So how do we support revision?

We looked at three methods of supporting the revision process:

1. Group-based peer review (45 minute face-to-face session): Students are randomly allocated into groups of three. Each student should have written a short paper in advance. Each students’ paper is circulated to the relevant group in advance of the face-to-face meeting and students are expected to have read it. Students are also given access to a discussion board for pre- face-to-face discussions. During the class time, each paper is allocated 15 minutes for peer review discussion and feedback.

2. Self review: where each student reviews their own work with a critical eye supported by guiding questions/rubric. With this strategy it is important that the tutor provides a set of questions or rubric outlining what he/she is expecting that piece of writing to accomplish. (Click here for examples of rubrics for assessing/evaluating academic writing.)

3. Teacher review: Anson focused on this traditional review method and looked at a number of tools that can be used to enhance the quality and effectiveness of feedback.

FEEDBACK TOOLS

Text expanders: these automatically replace abbreviations with frequently used phrases, making the process of giving written feedback quicker. See for example aText for Mac.

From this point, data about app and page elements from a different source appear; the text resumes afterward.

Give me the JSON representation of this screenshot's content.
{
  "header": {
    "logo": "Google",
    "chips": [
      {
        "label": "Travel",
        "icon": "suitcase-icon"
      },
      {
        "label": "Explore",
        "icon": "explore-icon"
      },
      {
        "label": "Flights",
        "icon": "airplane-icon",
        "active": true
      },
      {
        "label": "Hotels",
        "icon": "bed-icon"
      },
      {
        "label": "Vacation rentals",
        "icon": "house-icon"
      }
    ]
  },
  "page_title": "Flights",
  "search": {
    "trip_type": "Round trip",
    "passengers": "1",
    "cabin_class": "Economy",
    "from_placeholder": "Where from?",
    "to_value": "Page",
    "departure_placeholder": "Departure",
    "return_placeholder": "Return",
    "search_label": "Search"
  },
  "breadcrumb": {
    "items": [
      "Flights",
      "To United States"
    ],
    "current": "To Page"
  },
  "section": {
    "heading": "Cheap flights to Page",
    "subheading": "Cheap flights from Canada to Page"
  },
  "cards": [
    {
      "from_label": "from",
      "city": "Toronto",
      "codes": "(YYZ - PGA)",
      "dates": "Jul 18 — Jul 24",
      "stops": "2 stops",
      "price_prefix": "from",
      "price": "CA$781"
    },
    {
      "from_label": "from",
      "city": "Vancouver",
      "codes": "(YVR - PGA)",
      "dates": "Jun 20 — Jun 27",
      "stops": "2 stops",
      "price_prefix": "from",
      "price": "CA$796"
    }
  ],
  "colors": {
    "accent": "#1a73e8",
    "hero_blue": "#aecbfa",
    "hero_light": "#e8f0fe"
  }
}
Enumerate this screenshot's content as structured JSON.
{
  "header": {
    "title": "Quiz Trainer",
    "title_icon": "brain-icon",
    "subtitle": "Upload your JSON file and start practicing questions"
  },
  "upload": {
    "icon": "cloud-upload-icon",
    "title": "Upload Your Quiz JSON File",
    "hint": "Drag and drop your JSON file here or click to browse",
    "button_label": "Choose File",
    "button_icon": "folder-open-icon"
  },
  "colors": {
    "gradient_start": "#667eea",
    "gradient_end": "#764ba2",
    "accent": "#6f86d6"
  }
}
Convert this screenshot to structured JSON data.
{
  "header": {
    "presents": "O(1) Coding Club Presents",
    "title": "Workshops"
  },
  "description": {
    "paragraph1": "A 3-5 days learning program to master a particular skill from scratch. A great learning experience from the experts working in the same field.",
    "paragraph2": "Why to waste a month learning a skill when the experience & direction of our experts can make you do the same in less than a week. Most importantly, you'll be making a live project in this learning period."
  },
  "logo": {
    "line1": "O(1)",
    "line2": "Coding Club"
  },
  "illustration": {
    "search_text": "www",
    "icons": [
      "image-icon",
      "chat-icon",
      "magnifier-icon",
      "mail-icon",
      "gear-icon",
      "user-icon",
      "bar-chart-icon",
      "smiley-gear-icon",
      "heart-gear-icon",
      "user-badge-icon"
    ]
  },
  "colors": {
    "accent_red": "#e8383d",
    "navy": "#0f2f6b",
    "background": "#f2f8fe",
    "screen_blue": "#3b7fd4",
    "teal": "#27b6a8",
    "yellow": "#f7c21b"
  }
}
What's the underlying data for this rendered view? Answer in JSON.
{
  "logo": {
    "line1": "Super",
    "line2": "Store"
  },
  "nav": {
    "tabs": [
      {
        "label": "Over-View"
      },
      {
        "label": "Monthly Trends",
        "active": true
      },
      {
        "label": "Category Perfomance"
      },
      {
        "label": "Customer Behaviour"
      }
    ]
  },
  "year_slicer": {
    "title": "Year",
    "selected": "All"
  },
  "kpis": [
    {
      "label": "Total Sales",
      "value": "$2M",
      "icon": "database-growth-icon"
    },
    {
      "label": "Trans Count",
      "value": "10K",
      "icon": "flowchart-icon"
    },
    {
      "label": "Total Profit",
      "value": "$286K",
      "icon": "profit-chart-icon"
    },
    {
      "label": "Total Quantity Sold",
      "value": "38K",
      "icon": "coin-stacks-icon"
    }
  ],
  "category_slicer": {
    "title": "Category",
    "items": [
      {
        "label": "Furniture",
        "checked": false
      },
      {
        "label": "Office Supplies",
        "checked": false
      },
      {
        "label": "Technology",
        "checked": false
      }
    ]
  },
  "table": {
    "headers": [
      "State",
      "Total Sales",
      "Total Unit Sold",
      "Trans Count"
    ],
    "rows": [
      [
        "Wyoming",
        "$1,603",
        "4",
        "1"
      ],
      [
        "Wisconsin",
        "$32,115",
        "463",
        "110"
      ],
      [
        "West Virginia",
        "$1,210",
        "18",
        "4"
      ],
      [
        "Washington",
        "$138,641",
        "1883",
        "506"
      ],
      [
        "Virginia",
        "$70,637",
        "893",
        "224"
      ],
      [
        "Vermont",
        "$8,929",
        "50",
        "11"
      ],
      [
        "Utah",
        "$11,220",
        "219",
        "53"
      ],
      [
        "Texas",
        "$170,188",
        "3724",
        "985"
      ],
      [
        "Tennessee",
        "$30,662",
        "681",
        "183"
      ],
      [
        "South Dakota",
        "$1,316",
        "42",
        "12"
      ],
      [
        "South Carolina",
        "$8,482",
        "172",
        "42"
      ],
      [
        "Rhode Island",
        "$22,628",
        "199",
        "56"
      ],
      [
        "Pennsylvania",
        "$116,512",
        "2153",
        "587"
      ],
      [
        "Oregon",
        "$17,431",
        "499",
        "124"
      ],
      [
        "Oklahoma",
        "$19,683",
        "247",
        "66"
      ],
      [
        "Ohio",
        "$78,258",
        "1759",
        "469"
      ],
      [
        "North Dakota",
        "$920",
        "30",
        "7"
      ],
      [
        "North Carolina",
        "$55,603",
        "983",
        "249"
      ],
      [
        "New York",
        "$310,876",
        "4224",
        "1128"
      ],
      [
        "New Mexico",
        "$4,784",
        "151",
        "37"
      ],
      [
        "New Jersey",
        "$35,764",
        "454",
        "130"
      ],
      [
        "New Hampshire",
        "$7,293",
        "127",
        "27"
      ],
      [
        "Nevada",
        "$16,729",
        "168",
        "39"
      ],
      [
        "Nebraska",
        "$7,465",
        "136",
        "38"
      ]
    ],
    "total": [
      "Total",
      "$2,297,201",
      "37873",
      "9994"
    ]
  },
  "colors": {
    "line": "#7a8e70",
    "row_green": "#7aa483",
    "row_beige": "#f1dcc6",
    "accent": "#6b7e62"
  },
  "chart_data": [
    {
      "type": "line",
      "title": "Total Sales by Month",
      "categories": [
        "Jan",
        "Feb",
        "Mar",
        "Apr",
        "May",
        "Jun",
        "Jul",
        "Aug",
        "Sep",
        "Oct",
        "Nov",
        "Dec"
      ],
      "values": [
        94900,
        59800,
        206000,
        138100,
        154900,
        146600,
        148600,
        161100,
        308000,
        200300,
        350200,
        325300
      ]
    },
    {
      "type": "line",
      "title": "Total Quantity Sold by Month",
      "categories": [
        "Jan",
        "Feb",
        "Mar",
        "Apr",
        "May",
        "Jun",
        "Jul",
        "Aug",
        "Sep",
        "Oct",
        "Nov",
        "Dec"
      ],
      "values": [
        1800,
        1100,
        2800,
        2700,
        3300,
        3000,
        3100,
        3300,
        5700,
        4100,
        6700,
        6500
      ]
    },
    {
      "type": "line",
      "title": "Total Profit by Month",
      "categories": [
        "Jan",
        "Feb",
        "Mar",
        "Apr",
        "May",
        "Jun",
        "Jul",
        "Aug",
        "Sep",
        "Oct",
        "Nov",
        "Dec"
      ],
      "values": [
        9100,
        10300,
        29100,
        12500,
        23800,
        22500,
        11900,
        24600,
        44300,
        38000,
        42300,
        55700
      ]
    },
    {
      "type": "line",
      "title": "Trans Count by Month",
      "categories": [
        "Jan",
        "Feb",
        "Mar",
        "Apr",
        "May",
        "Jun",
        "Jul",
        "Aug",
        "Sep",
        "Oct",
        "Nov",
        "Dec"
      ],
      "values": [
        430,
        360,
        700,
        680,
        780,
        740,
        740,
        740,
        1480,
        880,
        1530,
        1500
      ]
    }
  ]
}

Speech Transcribers: these allow you to dictate your feedback by just using your voice. The software then transcribes your feedback creating a text document for the student. See for example:

Screencasting/Audio feedback: although the concept of audio feedback is still relatively new, there is an increasing body of research which points to its effectiveness and particularly to the benefits over written feedback. Some of the benefits noted by Anson included:

  • Ability to communicate on a more personal level.
  • Feedback tends to be more supportive and encouraging (as opposed to critical/negative which written feedback often is.)
  • Feedback is more accessible. (Consider those with visual impairments, dyslexia or any student struggling to read illegible hand-writing!)

As for screencasting/audio feedback tools, there is a wide range available, both free and license-based. See my curated collections below for more information. (Note these are a work-in-progress!)

https://edshelf.com/shelf/paulinerooney-screencasting

https://edshelf.com/shelf/paulinerooney-audio-feedback/